Updated: Dec 17, 2021
Emotional Eating is something we all experience and use as a tool to cope with difficult feelings. The problem comes when it's the ONLY way we deal.
This is increasingly become more of a concern I am seeing- and it makes total sense. Not only are we in the midst of a global pandemic, physically distancing ourselves from friends and family- we are also missing out on traditional celebrations this time of year, and the loneliness will be amplified this holiday season.
The purpose of this post is to help connect the dots between our feelings, and our coping habits, and provide a few methods to heal for those who are ready to pursue it.
Also note: Loneliness during the holiday season is not just experienced during the pandemic, but this may be nothing new for those who may not live close to family, or who are empty nesters.
What is Emotional Eating?

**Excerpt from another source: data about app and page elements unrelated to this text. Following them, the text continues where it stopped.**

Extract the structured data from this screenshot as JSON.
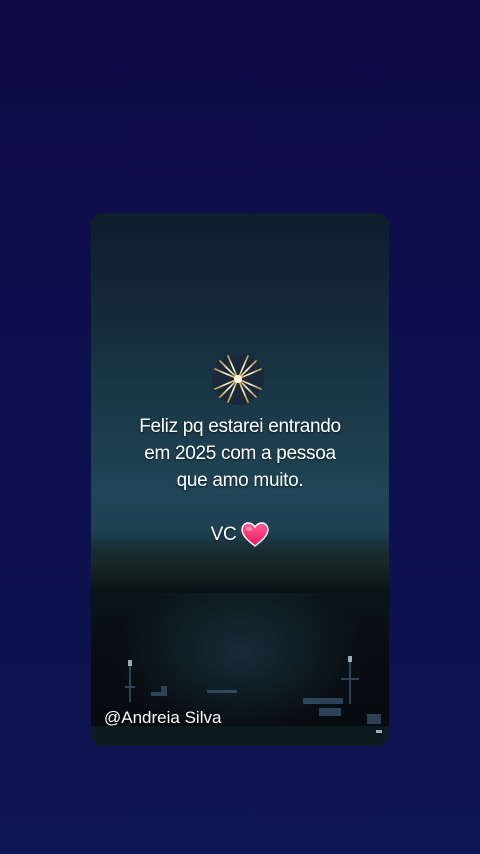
{
  "story": {
    "message_lines": [
      "Feliz pq estarei entrando",
      "em 2025 com a pessoa",
      "que amo muito."
    ],
    "closing_text": "VC",
    "emoji_top": "fireworks-icon",
    "emoji_end": "heart-icon",
    "author_handle": "@Andreia Silva"
  },
  "colors": {
    "page_background": "#0d0c44",
    "heart": "#ff3d7f",
    "text": "#ffffff"
  }
}
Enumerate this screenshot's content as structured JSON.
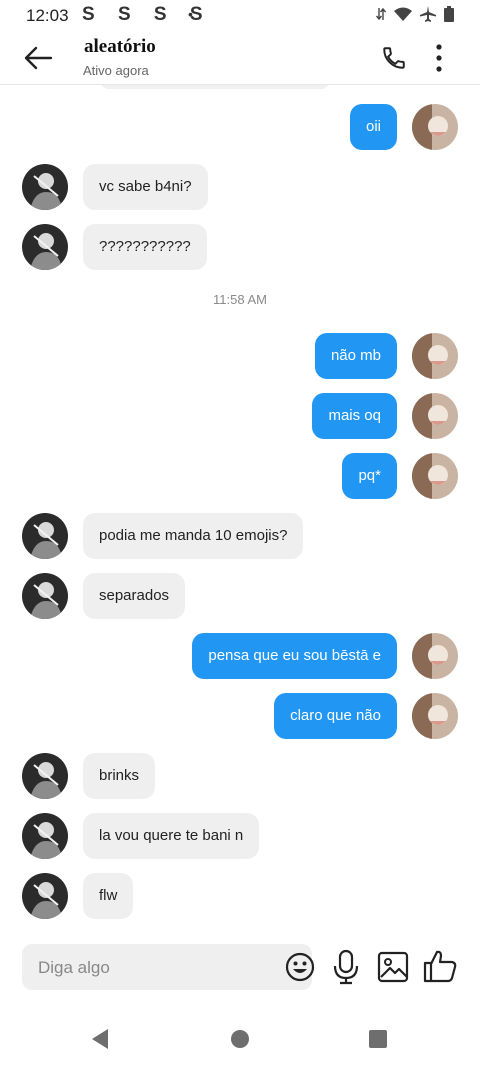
{
  "status_bar": {
    "time": "12:03",
    "notification_icons": "S S S S",
    "extra": "•",
    "icons": [
      "data-arrows-icon",
      "wifi-icon",
      "airplane-icon",
      "battery-icon"
    ]
  },
  "header": {
    "title": "aleatório",
    "subtitle": "Ativo agora",
    "icons": [
      "back-arrow-icon",
      "phone-icon",
      "more-vertical-icon"
    ]
  },
  "messages": [
    {
      "side": "out",
      "text": "oii"
    },
    {
      "side": "in",
      "text": "vc sabe b4ni?"
    },
    {
      "side": "in",
      "text": "???????????"
    },
    {
      "type": "timestamp",
      "text": "11:58 AM"
    },
    {
      "side": "out",
      "text": "não mb"
    },
    {
      "side": "out",
      "text": "mais oq"
    },
    {
      "side": "out",
      "text": "pq*"
    },
    {
      "side": "in",
      "text": "podia me manda 10 emojis?"
    },
    {
      "side": "in",
      "text": "separados"
    },
    {
      "side": "out",
      "text": "pensa que eu sou bēstā e"
    },
    {
      "side": "out",
      "text": "claro que não"
    },
    {
      "side": "in",
      "text": "brinks"
    },
    {
      "side": "in",
      "text": "la vou quere te bani n"
    },
    {
      "side": "in",
      "text": "flw"
    }
  ],
  "composer": {
    "placeholder": "Diga algo",
    "value": "",
    "icons": [
      "emoji-icon",
      "microphone-icon",
      "image-icon",
      "thumbs-up-icon"
    ]
  },
  "nav_bar": {
    "icons": [
      "nav-back-icon",
      "nav-home-icon",
      "nav-recents-icon"
    ]
  },
  "colors": {
    "outgoing_bubble": "#2196f3",
    "incoming_bubble": "#efefef",
    "background": "#ffffff"
  }
}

Emotional Eating is when people use food as a way to deal with their feelings, instead of to satisfy hunger. It may be used as a way to "numb" or avoid processing difficult emotions.
3 Methods to Health From Emotional Eating
1. Practice Self-care, nurturance & compassion. If self-care is lacking, it is harder to be attuned to your needs and accurately recognize cues of hunger and fullness. This can cause food to become more rewarding. Recognizing that you have emotional needs AND that you have the right to have them met- is the first step to heal from emotional eating.
Self-Care Suggestions: Get enough sleep, experience sensual pleasure, listen to some soothing music, take a walk in nature, enjoy a bubble bath, or buy yourself a gift.
2.Learn to sit with your feelings. Start by asking 2 questions: What am I feeling right now? and What do I need, now?
Some people cope with uncomfortable feelings and unmet needs by eating, binging, or even food restriction. Often times, they are not even aware! These 2 simple questions lead the way to awareness and ultimately, meaningful change. Example: "What am I feeling right now?" If it's loneliness, then ask, "What is it I really need at this moment?" This could be connection or support, distraction. Then ask: "How can I fulfill this need without turning to food?" This might look like calling up a friend or setting up a special zoom call with distant family.
3.Helpful Distraction. Sometimes it is not safe for your to sit with your feelings, especially if you are experiencing difficult feelings alone. So thinking of nondestructive activities may be a helpful alternative to sitting with our feelings and give us a little satisfaction, joy, laughter or a way to rest.
Some helpful distraction activities include: watching a funny movie, putting on some music and dancing, working on a puzzle, reading, or playing a game on the computer.
Using food when you are not actually hungry is not a crime. Eating, in general IS EMOTIONAL. Think about it- food is used to celebrate special occasions, and comfort us in times of grief. We associate certain dishes with holidays and memories are EASILY triggered when we smell food from our childhood. As children, we were also often given treats or food as a way to sooth us when we were upset or hurt. Eating and Food are emotional. It may even surprise you to know that food can be an effective as a way of coping with emotions, and for some, the safest way. It’s readily available for many people, soothing, doesn’t cause impairment, is legal, and can be shared with others.
What to pay attention to, is if it the ONLY way yo are coping with emotions- positive or negative. In addition, when we are emotionally eating, we may not be attuned to our bodies needs. For example, if there is no cue or signal that says you are physically hungry, and you choose to eat anyway, there is not going to be an obvious signal to let you know you have had enough to eat, either. Or if you choose to avoid processing an emotion, you are ignoring the very message your body may be trying to send you. Any time you find yourself craving food when you are not hungry- pause for a moment and appreciate that this is a message from within. It's letting you know that their is an emotion or need that requires your attention. Get curious as to what it might be, and honor your internal wisdom.
Katie Valley is a Holistic Nutritionist and Certified Intuitive Eating Counselor whose goal is to dispel the myths of diet culture and reinforce a holistic, health-focused approach to wellness. After her own experience with disordered eating and poor body image, Katie found true healing by practicing Intuitive Eating and Body Acceptance.
Now she has her own practice, Katie Valley Wellness, where she helps women who feel out of control around food learn to eat intuitively, pursue TRUE health, & feel confident in their own body.
She is now booking new clients of 2022. Apply here.